Digital clutter slows down your computer over time and leaves you with little space to store your files and personal data, which is why a routine e-clean up is necessary for top performance. But this clutter is also a huge, often invisible productivity-killer.
The way you set up your desktop, browser, and file folders can easily be distracting you and weakening your productivity; if you’ve always had the same setup, you may not even realize how the clutter affects you.
Below are 10 digital decluttering projects to streamline your virtual workspace. No, I’m not one of those people who insists you delete your social media accounts or stop reading online news in order to reduce digital clutter.
Instead, these are some practical tasks that don’t just declutter but keep you better organized, keep your files safe, and reduce the noise to get the best out of your time online.
Digital decluttering: what is it and how is it done?
Clean, clean, clean! Are you the type of person who keeps a spotless home? Can you eat off the floor and perform surgical operations in your bedroom? What a stunner! If this is the case, then you probably want to know how to keep your computer or smartphone as clean as a whistle.
Believe it or not, a computer or a smartphone can also be cleaned. There can be grease stains or layers of dust on the screen—inside or on the surface—that could make it work unsatisfactorily.
However, this is not what we mean with the term “digital decluttering”.
Digital decluttering includes all the operations we carry out to arrange the content on our devices, accounts, etc., and to delete everything we do not need or use anymore.
Let’s explore all the available options with some useful examples. In fact, this list might give you some ideas on how to carry out adequate digital decluttering.
6 tips for an efficient digital decluttering
Delete files you don’t use anymore and organize the rest.
Is your hard drive full of videos of dogs doing funny tricks that you’ve watched so often you don’t even find them amusing anymore?
Is your smartphone jammed with thousands of pictures and videos downloaded automatically from a chat group about crochet you don’t even care about?
So, why on earth do you keep all that useless content?
We tend to store files on our devices’ hard drives that we don’t need or care for. Get rid of all that stuff, or if you want to keep it, store it in a more logical place (for example, an external hard drive).
In addition, keep in mind that you need not only to delete content but also to classify and arrange it. Think of a more rational way to organize all your materials on the hard disk; it will help you work faster and more comfortably.
-Clean your desktop.
A desktop with hundreds of icons can be more troublesome than you think. It will slow down your device’s performance and make you lose precious time when you need to find something on the screen.
Ponder what use you make of them and keep only that which really needs to be their
Once you do this, you will notice that your computer/smatphone and your eyesight will really appreciate it.
-Don’t forget to clean up the software.
Do you have lots of software installed on your device that you don’t use? As years go by, you might even forget you had it all together!
Installed programs, such as games and apps, can take up quite some space on your hard disk, and some of them could even be working “incognito,” thus slowing down your device’s performance. Make a good estimate of what you will keep using and what you don’t need.
-Order your storage accounts onl ine.
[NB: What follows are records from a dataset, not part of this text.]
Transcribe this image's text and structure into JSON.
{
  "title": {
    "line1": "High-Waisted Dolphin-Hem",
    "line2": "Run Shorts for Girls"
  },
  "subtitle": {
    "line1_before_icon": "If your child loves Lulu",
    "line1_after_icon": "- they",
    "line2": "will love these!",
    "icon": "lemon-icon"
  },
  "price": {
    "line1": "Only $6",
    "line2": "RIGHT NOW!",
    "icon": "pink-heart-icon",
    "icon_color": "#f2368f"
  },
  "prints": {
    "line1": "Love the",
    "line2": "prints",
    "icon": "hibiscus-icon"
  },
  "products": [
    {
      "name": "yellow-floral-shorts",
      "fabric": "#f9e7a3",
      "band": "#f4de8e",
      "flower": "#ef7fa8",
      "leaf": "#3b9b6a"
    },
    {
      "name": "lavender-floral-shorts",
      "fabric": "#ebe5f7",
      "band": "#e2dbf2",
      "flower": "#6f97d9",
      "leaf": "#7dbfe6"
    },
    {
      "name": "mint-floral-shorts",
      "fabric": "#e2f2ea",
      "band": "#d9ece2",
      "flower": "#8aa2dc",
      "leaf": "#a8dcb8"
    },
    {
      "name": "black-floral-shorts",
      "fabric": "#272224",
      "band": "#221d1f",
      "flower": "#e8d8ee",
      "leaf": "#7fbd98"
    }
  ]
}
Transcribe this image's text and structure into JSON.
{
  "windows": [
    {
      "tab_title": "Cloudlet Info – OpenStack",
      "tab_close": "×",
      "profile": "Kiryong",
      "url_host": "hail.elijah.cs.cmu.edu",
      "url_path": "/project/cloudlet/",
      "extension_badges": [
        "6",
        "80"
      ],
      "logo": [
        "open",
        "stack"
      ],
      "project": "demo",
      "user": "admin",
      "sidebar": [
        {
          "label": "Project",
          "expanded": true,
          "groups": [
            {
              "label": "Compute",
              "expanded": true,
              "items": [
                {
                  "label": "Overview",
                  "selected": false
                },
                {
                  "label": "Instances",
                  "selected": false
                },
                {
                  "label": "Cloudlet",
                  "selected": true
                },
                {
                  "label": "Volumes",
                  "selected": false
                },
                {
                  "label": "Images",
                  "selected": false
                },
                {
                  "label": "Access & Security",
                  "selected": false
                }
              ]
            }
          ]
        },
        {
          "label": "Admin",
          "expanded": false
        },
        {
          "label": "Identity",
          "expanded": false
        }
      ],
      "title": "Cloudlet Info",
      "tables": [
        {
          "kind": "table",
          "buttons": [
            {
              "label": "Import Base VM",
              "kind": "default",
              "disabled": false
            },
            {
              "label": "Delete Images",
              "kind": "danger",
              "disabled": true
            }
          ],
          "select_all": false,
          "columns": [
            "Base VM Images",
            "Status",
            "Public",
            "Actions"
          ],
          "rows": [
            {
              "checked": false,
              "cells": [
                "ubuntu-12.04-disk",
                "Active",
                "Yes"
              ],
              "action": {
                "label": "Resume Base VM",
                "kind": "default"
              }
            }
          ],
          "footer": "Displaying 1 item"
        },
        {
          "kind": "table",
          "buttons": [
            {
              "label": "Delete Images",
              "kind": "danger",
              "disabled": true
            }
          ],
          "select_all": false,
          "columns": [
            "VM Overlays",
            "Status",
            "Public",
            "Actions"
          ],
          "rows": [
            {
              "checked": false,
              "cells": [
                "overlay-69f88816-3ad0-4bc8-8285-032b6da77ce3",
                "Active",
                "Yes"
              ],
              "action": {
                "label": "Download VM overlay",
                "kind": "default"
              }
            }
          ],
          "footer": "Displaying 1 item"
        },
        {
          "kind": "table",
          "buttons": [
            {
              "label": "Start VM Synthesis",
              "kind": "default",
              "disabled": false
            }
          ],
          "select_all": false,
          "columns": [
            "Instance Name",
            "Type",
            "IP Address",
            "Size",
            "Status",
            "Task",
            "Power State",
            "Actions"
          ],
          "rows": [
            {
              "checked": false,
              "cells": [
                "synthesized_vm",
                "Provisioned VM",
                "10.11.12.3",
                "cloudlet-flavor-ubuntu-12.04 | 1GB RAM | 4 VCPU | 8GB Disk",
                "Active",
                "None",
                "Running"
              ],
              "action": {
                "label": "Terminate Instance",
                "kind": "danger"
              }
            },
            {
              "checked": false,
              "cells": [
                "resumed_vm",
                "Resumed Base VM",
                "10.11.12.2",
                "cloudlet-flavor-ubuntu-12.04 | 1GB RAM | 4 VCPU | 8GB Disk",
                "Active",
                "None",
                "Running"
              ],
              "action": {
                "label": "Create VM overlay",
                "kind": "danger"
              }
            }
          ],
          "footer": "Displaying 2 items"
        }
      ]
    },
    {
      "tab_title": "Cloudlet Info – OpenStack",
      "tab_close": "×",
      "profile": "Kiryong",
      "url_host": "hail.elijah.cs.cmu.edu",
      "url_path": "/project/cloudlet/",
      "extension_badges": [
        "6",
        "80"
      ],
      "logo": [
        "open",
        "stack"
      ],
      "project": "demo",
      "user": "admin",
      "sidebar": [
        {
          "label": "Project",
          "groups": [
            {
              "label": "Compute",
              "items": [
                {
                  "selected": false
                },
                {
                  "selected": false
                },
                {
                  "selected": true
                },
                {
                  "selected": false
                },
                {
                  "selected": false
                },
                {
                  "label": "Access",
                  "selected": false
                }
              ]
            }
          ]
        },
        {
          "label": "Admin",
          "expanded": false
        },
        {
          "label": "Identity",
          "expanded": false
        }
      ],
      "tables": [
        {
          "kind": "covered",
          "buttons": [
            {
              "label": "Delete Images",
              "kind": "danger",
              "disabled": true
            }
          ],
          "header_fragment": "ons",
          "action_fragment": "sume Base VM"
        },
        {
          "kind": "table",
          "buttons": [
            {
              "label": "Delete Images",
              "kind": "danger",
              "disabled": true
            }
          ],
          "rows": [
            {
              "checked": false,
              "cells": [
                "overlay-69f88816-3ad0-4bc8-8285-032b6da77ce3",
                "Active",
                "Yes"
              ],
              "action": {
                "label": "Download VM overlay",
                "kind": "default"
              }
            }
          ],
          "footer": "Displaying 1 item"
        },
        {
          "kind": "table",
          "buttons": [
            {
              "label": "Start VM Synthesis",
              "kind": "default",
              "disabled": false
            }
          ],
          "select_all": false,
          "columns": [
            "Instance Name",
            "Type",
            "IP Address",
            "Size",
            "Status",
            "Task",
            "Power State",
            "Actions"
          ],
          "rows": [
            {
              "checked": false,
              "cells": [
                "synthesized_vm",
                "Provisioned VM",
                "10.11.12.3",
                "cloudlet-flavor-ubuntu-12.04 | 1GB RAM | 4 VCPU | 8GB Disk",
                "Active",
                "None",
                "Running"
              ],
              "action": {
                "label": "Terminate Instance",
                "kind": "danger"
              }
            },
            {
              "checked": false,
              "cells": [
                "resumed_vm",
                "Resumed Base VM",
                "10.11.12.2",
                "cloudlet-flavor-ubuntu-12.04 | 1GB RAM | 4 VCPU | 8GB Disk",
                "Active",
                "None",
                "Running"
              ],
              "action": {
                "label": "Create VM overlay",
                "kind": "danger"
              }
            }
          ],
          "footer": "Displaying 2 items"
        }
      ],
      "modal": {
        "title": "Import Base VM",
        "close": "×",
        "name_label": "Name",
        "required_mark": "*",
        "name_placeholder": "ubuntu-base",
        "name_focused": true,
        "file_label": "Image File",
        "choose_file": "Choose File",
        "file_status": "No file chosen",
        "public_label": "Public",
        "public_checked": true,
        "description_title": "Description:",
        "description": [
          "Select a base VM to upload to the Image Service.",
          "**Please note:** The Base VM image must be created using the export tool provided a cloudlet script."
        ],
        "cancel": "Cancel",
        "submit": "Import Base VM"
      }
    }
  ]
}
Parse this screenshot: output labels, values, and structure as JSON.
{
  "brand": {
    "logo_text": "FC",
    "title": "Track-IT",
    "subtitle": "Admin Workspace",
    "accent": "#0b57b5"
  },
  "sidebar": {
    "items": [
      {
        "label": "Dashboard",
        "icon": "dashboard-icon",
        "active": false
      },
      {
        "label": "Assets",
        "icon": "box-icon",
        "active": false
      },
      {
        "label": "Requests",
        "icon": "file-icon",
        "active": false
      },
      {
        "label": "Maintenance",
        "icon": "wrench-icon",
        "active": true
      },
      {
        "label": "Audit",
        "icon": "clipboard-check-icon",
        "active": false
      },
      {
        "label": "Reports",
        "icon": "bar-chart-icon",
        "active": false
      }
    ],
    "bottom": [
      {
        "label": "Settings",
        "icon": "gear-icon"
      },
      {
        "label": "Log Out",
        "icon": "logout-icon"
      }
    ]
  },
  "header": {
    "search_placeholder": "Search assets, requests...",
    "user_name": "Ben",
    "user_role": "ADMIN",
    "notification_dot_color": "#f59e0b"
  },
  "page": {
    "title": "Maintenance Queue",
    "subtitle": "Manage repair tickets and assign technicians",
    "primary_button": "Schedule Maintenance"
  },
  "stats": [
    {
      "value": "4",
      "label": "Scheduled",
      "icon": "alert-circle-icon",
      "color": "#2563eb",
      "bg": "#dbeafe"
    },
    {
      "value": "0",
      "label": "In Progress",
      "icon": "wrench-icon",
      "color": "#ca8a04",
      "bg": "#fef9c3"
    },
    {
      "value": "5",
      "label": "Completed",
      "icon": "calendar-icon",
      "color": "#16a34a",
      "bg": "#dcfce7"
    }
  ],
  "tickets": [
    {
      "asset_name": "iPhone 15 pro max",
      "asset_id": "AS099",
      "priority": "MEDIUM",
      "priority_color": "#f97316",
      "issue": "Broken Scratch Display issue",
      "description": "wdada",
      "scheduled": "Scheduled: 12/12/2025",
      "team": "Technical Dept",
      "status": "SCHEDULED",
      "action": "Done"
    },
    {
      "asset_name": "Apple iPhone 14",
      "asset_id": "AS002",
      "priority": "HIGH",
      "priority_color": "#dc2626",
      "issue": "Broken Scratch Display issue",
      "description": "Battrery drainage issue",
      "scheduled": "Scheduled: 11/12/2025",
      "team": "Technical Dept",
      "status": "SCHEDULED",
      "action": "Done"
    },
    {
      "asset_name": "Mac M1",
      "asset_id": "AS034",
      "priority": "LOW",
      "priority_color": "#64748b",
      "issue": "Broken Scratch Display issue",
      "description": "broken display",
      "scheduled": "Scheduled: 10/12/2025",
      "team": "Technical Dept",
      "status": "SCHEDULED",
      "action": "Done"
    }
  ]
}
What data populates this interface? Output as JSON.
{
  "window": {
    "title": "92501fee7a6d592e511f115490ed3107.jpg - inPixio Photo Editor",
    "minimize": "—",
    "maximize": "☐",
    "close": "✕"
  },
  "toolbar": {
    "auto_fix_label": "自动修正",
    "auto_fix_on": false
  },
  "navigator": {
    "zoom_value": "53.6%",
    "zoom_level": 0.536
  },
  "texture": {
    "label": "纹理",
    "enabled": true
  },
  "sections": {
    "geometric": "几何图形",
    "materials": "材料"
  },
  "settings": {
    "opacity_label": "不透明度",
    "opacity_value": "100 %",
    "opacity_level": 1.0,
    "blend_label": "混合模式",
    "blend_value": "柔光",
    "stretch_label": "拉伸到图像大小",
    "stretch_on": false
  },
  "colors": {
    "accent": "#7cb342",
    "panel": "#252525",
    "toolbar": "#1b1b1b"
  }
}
Do you have some content stored in the cloud? You probably use applications such as Google Drive or Dropbox. If that’s the case, much of what we mentioned about storage in physical devices (such as hard drives) can be applied here. Do you really need the 1,729 pictures you took on your last trip?
Order and examine your content. It might be useful to store all those files somewhere else (for example, an external hard drive). Act wisely: you will save yourself a lot of time and your accounts will be more pleasant to use.
-Clean up your email.
This happens quite frequently: hundreds of irrelevant messages (especially spam and subscriptions) pile up in our inbox and other sections, taking up all the space and making it harder to find and select the messages we do need.
Even tho in recent years, email systems have significantly improved and are better at tackling spam, some of those annoying and useless messages can still find their way thru.
Get rid of them, and remember to unsubscribe from all those newsletters you don’t even know how you started receiving and have never read.
-Manage your other accounts.
Only you know which active accounts you have! That’s why you are the only one who can detect which ones you need to close, keep or manage better. Social networks, paying subscriptions (some of which you might not use), a blog where you haven’t posted anything in years…
You might have a web presence in pages you didn’t remember, so this might be the ideal time to put everything in order.
All that has been mentioned previously can help you declutter your digital devices, but remember you can always back up all the material you don’t want to lose. There are many cheap ways to do this, such as using an external hard drive.
In addition, you can take the time to save all the content you find especially valuable and would rather have duplicated. Another reason to make a backup